* EXERCISE DIRECTIONS *
Below are the records; tally the lines that include "키워드와" and report only the total.

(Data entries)
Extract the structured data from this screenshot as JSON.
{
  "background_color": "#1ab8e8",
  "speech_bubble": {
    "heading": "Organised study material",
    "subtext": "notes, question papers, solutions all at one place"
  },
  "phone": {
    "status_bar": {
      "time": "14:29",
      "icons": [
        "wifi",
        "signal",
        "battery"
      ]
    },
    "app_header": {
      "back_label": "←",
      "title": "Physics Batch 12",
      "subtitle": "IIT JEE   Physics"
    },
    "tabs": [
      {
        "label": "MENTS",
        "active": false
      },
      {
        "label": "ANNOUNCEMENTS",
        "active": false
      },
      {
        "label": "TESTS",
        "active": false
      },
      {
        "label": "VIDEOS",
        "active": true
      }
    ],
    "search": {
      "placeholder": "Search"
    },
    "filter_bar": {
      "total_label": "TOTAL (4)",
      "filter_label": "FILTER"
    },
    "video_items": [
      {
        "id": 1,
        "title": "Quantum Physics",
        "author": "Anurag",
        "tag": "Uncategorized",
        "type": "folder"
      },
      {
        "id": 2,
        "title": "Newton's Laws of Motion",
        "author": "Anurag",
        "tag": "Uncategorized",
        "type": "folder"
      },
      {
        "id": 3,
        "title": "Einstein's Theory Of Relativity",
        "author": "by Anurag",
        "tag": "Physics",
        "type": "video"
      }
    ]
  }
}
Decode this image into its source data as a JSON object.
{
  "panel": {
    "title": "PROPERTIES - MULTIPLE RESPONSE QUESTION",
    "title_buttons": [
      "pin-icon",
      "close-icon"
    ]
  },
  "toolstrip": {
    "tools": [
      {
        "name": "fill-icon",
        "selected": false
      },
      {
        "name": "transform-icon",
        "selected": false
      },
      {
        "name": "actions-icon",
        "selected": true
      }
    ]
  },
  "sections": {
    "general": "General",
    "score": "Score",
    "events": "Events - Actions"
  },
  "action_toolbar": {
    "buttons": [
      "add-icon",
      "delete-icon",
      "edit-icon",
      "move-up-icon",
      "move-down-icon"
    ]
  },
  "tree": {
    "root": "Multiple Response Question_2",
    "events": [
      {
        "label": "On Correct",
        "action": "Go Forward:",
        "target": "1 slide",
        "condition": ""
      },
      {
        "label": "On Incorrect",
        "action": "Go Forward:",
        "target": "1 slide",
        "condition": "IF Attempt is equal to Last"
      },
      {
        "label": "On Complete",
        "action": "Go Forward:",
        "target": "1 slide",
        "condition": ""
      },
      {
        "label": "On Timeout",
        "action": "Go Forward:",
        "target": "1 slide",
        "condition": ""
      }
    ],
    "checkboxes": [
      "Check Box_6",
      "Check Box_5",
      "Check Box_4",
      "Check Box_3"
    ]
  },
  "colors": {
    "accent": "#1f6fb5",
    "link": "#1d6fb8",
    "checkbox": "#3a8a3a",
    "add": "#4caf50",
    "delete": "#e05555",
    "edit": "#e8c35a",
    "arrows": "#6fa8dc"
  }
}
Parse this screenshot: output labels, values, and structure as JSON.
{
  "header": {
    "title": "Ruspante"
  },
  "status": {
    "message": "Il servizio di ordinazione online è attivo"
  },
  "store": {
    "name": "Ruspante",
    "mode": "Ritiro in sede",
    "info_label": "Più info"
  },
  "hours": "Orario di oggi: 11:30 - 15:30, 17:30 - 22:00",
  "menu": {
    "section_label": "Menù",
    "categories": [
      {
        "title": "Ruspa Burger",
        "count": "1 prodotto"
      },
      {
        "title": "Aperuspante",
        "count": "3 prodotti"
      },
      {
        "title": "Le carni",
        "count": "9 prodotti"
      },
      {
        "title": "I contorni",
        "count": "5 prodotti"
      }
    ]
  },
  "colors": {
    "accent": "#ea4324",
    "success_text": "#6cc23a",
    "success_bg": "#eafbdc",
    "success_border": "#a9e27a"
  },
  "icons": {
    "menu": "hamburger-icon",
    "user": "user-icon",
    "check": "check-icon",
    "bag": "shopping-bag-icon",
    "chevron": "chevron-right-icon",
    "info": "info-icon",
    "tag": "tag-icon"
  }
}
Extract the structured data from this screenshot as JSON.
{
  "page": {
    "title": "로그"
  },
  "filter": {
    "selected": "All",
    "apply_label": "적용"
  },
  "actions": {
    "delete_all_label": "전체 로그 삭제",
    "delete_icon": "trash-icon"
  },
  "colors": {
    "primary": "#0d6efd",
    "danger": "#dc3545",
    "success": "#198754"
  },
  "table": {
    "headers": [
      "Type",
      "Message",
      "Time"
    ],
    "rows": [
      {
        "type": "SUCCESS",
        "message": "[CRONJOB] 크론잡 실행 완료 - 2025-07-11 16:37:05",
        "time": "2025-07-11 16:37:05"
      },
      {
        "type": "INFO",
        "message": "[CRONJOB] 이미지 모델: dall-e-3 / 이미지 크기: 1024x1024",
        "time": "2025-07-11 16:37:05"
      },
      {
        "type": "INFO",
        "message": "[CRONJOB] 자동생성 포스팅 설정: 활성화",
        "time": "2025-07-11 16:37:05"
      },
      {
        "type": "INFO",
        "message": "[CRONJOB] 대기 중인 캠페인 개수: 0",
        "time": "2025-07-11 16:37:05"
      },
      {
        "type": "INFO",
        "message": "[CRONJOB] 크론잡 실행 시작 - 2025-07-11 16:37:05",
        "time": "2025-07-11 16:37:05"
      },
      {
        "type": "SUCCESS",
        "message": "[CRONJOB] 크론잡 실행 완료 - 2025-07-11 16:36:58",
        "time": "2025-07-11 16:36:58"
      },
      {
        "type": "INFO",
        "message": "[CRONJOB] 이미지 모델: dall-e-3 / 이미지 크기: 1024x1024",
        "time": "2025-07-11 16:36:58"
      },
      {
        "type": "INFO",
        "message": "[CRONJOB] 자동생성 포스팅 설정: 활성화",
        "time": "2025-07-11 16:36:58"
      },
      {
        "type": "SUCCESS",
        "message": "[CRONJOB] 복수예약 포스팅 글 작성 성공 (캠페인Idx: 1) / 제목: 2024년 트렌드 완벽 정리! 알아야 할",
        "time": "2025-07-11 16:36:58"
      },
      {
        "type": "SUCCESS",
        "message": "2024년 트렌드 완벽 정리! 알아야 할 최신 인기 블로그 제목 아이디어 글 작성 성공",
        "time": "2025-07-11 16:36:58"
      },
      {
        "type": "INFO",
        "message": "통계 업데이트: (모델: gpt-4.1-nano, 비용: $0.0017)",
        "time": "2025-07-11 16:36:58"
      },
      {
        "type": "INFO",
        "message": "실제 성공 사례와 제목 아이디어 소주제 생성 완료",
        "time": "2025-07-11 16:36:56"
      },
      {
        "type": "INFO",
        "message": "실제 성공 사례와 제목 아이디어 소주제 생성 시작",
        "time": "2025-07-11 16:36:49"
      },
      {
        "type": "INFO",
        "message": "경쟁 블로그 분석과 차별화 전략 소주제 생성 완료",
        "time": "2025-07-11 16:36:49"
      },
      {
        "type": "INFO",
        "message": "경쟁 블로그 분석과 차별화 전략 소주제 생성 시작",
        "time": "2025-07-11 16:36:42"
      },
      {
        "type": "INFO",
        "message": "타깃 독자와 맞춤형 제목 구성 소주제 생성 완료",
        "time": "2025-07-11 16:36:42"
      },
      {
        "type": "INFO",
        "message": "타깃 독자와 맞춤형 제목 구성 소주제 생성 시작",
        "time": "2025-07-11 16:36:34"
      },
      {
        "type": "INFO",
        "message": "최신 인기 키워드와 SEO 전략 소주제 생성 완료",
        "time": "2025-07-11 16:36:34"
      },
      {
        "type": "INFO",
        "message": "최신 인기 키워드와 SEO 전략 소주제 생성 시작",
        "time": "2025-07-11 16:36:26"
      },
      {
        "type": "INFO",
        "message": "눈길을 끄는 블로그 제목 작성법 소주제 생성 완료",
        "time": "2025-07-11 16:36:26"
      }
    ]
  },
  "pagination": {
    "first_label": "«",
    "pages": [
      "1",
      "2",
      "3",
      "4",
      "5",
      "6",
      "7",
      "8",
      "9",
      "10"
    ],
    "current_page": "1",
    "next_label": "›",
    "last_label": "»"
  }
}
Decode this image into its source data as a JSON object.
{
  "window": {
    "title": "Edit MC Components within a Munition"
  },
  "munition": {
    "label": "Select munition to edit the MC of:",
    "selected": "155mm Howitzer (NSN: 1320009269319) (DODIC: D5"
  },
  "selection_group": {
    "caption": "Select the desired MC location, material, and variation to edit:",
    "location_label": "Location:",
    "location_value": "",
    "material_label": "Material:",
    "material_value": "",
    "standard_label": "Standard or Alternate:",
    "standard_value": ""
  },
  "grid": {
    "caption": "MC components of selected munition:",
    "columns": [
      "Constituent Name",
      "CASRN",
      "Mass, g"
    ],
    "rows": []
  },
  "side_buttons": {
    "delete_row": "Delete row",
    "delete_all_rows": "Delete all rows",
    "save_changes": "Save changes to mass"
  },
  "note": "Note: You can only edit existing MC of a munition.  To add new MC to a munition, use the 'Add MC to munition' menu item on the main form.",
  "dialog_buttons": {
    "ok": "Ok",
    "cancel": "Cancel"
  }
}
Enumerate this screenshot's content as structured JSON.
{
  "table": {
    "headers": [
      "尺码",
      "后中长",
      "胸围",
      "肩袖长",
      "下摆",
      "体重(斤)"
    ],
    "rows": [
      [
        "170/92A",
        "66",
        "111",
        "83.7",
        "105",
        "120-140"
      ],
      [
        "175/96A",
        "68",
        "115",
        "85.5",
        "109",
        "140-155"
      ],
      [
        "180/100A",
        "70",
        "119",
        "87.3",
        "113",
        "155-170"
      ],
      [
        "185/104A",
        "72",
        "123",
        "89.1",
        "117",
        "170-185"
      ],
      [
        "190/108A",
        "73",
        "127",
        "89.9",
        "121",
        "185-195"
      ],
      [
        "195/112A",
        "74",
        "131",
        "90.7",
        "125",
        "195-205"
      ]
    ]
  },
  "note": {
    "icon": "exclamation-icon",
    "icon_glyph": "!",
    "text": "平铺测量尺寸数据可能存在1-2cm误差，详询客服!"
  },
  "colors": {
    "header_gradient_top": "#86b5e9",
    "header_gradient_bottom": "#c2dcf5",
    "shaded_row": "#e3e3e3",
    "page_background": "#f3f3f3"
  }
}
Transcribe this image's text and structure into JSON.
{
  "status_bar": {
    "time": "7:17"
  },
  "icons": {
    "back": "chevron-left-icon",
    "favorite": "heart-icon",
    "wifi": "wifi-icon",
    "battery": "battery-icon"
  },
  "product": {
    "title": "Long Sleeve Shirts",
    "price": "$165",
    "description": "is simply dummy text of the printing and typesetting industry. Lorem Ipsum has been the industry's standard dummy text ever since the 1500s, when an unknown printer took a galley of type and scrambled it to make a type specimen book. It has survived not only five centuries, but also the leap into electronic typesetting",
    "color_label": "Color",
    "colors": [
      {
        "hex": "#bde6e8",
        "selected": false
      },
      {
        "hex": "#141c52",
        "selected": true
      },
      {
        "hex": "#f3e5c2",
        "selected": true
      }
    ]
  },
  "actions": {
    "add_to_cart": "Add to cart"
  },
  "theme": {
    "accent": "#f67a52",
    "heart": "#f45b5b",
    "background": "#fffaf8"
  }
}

* PROBLEM SOLUTION *
2